A high-ranking Army officer and top White House Ukraine expert is expected to tell House investigators Tuesday that he twice raised objections to his superiors about how President TrumpDonald TrumpTrump lawyers to Supreme Court: Jan. 6 committee 'will not be harmed by delay' Two House Democrats announce they won't seek reelection DiCaprio on climate change: 'Vote for people that are sane' MORE and his administration were interacting with Ukraine out of a "sense of duty."
A draft of Lt. Col. Alexander Vindman's opening statement says he became worried when “outside influencers” were spreading a “false narrative” about Ukraine.
Vindman will testify behind closed doors Tuesday to the House Intelligence, Foreign Affairs, and Oversight and Reform committees. He will be the first official to testify who directly witnessed the July 25 phone call between Trump and Ukranian President Volodymyr Zelensky that is at the center of the House's impeachment inquiry.

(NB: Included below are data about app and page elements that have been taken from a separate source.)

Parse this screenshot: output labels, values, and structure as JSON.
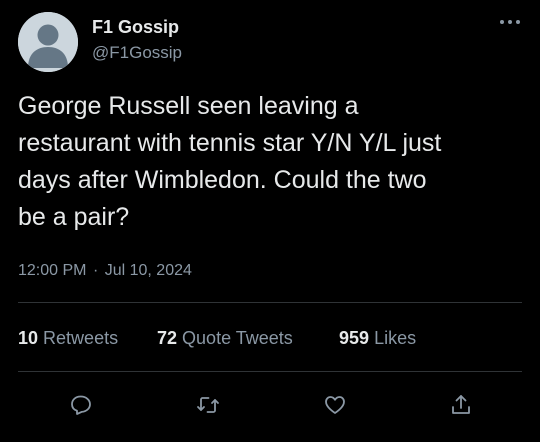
{
  "tweet": {
    "display_name": "F1 Gossip",
    "handle": "@F1Gossip",
    "text": "George Russell seen leaving a\nrestaurant with tennis star Y/N Y/L just\ndays after Wimbledon. Could the two\nbe a pair?",
    "time": "12:00 PM",
    "separator": "·",
    "date": "Jul 10, 2024"
  },
  "stats": {
    "retweets_count": "10",
    "retweets_label": "Retweets",
    "quotes_count": "72",
    "quotes_label": "Quote Tweets",
    "likes_count": "959",
    "likes_label": "Likes"
  },
  "icons": {
    "more": "more-horizontal-icon",
    "reply": "reply-icon",
    "retweet": "retweet-icon",
    "like": "heart-icon",
    "share": "share-icon",
    "avatar": "default-avatar-icon"
  },
  "colors": {
    "background": "#000000",
    "primary_text": "#e7e9ea",
    "secondary_text": "#8b98a5",
    "divider": "#2f3336",
    "avatar_bg": "#ccd6dd",
    "avatar_fg": "#657786"
  }
}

“I did not think it was proper to demand that a foreign government investigate a U.S. citizen, and I was worried about the implications for the U.S. government’s support of Ukraine,” Vindman says in his statement. “I realized that if Ukraine pursued an investigation into the Bidens and Burisma it would likely be interpreted as a partisan play which would undoubtedly result in Ukraine losing the bipartisan support it has thus far maintained.”